Filed under:

Browns Rookie Minicamp Recap - Day 1

New, comment

For the fans, trying to actually "critique" a player's performance in minicamp is about as meaningless as it gets. Training camp, which will begin in a couple of months, is where the evaluations really begin.

Nonetheless, minicamp is still very important to the many undrafted free agents who are fighting for a training camp roster spot. Based on reports from The Plain Dealer and the OBR, here are some news, notes, and nuggets from Day 1 of Rookie Minicamp:

  • Head coach Eric Mangini has a strict policy when it comes to making mistakes:
    "If you put the ball on the ground, you run," said Mangini. "If you get a penalty, you run. There's nothing more valuable than the football. And just looking at how turnovers affect games every single year. It's amazing and dramatic how much one turnover or plus-one or minus-one can affect a game, so there's nothing more important than the ball, and penalties are concentration errors. If you can't concentrate long enough to get the snap count, we need to give you some time to concentrate on that."
    An example? When WR Brian Robiskie dropped a punt, he was forced to run a lap.
  • Besides blunders such as Robiskie's, players who commit penalties will also be scrutinized. Mangini will have officials at every practice to track types of penalties, who received them, and trends in penalties.
  • In total, there were 47 players at the practice. They included the Browns' 8 draft picks, 14 undrafted free agents who were signed, and 20 undrafted free agents fighting for a contract in a tryout.
  • There were 5 non-rookie players, according to the OBR, who participated: QB Richard Bartel, WR Lance Leggett, OL Kurt Quarterman, DL Melila Purcell, and LB David Holloway.
  • RB James Davis, pictured at the top of this post, had the following to say on whether he thought he was a steal in the sixth round:
    “I would call myself a steal,” he said. “But, I’m a hard worker and going to do what I can to contribute.”
    At least he didn't say he was the best running back in the draft.
  • Mangini's core values were made clear: "communication," "focus," "finish" and "trust."
  • Mangini stands behind his decision to draft LB David Veikune where he did in round two:
    "I love the guy's motor," said Mangini. "This guy's got toughness, aggressiveness and a smoothness to the way that he changes directions and run games. I think he could play both outside and inside for us moving forward."

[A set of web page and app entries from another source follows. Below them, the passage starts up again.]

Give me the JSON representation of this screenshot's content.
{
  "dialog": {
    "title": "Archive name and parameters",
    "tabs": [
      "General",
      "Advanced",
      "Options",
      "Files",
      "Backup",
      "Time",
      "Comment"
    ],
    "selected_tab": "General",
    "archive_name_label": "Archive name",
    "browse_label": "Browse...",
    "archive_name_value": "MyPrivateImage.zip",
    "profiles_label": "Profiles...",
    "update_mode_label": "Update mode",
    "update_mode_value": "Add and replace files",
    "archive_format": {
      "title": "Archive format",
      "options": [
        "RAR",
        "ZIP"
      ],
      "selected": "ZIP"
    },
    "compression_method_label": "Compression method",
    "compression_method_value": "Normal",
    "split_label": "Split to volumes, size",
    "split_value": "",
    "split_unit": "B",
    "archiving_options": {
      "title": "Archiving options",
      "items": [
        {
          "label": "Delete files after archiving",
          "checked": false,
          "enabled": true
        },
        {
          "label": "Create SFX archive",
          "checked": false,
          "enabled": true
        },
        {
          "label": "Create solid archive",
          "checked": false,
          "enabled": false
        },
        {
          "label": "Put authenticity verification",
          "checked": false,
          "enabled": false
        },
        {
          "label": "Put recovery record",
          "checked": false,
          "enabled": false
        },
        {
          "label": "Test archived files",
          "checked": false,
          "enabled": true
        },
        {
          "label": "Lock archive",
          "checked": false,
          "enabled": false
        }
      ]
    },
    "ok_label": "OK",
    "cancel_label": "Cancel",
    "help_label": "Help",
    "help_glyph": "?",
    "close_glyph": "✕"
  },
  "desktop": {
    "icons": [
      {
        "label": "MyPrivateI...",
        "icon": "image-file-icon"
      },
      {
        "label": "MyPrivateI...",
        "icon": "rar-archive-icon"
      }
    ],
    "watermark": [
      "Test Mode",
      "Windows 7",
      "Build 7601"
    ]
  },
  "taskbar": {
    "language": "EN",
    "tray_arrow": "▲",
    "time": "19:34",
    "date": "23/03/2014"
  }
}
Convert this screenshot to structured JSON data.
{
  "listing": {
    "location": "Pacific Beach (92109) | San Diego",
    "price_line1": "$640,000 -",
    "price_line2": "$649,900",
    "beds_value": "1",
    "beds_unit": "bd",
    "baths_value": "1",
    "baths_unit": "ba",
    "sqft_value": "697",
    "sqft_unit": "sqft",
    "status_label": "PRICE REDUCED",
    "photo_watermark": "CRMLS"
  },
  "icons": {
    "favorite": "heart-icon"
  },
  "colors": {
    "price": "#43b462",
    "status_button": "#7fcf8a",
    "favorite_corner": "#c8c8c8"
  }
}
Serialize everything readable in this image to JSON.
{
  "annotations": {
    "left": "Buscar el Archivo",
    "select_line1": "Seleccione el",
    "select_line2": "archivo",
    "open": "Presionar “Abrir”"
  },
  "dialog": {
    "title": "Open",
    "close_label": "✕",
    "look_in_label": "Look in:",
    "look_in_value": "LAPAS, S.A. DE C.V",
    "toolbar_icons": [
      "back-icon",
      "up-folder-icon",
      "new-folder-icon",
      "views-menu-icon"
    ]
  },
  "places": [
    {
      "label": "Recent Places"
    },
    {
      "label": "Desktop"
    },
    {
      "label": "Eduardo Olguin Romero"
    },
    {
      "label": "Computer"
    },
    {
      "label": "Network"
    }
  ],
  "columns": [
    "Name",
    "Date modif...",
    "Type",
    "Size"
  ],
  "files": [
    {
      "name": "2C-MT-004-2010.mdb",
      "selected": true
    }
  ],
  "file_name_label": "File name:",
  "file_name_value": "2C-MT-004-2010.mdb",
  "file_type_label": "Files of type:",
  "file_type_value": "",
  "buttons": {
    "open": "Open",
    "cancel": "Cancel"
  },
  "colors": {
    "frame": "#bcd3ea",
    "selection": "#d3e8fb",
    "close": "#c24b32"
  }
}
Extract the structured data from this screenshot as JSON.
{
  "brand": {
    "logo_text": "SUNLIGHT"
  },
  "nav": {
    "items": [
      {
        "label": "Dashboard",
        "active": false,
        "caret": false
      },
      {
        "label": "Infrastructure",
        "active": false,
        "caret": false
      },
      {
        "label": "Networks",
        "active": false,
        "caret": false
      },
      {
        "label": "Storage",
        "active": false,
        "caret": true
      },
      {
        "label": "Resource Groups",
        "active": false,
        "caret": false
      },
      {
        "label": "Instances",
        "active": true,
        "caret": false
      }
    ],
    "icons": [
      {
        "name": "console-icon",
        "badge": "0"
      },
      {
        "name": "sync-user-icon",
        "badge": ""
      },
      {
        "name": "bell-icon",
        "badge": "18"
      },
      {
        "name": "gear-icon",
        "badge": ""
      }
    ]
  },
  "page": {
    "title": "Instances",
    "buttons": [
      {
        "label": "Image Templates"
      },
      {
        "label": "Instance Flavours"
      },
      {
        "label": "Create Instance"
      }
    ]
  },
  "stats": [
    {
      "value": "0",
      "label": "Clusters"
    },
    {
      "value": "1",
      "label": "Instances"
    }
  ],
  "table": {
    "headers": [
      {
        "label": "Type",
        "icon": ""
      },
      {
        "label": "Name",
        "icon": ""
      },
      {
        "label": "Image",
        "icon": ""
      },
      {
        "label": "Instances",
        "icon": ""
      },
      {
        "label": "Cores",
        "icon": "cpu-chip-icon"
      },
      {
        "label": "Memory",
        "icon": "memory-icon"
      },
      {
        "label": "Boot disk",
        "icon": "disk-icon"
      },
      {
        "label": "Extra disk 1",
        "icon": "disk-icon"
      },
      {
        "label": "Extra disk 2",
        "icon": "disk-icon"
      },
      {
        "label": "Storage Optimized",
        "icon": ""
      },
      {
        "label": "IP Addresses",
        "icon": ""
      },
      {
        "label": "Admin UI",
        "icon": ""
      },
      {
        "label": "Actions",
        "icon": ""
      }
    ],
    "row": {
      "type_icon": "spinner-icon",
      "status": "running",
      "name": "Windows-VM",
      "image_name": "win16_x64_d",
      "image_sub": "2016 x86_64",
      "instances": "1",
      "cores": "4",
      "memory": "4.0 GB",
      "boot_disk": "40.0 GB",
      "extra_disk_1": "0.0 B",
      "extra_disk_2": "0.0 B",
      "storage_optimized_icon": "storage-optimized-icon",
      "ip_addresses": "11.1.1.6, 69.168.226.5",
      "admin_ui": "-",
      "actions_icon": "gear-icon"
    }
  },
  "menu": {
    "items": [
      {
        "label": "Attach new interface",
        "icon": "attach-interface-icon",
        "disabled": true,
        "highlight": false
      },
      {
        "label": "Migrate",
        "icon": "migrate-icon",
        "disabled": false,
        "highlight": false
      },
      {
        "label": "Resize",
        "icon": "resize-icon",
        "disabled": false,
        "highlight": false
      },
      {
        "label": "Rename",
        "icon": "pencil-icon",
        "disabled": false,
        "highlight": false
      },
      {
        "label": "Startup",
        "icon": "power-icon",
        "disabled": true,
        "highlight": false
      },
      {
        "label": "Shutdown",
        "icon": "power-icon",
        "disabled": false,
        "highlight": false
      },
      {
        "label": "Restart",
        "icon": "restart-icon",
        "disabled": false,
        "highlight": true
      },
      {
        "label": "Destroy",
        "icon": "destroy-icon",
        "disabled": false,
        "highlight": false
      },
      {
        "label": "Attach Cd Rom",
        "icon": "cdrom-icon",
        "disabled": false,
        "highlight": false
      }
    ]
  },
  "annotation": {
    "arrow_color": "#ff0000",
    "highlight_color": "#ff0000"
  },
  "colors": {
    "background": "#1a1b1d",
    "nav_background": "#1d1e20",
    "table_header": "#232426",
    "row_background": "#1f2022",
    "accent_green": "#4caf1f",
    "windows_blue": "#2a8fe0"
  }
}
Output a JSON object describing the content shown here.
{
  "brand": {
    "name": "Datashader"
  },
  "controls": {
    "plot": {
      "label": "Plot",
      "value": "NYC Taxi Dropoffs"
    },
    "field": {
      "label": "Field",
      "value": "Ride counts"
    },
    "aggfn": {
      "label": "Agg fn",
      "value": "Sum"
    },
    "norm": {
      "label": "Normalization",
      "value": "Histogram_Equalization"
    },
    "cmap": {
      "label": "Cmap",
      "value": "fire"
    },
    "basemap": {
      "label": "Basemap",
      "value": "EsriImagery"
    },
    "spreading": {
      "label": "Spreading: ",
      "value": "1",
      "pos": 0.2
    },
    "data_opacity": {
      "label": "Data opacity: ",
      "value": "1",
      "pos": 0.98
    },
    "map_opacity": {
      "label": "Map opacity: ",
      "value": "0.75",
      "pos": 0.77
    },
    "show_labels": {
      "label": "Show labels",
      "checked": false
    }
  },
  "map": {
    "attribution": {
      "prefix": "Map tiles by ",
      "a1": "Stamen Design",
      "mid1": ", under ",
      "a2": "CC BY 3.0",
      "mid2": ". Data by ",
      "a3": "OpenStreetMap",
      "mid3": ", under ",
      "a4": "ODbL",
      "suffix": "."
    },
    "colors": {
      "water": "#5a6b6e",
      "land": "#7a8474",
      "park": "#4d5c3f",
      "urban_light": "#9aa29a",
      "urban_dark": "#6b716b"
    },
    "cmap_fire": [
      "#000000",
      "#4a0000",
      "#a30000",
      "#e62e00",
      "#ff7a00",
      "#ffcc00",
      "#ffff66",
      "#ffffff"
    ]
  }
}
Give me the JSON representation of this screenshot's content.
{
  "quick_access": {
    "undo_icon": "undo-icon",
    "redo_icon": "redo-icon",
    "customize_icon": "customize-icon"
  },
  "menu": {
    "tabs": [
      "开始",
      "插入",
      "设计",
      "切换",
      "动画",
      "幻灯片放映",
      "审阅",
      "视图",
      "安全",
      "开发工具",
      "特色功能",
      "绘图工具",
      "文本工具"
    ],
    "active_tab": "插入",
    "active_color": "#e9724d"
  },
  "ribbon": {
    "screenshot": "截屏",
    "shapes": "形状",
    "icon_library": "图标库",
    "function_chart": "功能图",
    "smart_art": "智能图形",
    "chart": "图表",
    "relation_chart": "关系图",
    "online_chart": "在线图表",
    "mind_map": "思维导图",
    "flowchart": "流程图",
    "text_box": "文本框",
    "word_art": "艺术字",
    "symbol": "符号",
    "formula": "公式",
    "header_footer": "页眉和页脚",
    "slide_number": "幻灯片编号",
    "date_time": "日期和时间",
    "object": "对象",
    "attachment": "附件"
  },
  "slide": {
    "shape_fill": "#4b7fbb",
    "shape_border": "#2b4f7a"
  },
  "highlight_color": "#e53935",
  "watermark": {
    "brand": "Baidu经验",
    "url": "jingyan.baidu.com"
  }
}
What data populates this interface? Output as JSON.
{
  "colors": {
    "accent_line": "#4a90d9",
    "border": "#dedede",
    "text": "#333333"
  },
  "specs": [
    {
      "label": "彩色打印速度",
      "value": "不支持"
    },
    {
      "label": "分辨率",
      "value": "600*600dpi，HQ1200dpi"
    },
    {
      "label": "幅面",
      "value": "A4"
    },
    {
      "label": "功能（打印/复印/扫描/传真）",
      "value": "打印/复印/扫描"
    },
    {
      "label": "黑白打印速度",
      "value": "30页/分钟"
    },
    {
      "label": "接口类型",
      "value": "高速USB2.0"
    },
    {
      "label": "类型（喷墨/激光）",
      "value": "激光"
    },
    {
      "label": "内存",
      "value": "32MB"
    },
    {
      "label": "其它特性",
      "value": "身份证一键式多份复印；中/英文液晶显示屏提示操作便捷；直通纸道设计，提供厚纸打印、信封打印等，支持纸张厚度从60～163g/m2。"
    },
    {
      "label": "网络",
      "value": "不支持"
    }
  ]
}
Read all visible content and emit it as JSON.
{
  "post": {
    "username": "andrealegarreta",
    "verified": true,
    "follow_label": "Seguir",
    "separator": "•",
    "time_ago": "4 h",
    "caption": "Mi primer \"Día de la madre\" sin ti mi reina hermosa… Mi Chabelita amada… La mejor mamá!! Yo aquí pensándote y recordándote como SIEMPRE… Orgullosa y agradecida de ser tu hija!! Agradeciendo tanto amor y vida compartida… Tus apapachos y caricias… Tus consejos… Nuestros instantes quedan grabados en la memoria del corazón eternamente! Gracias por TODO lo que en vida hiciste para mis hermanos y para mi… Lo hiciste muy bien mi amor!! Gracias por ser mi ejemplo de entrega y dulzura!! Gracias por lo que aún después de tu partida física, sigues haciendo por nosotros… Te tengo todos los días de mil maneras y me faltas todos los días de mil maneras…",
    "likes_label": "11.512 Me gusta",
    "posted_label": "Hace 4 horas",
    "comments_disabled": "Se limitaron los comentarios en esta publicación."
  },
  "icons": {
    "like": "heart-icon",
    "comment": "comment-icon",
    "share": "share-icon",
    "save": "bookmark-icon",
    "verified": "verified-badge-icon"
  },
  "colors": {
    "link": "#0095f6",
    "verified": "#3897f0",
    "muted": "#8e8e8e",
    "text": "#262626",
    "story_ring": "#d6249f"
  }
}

In an update from a previous story, Mangini has stated that he did not leak negative reports about Texas Tech WR Michael Crabtree.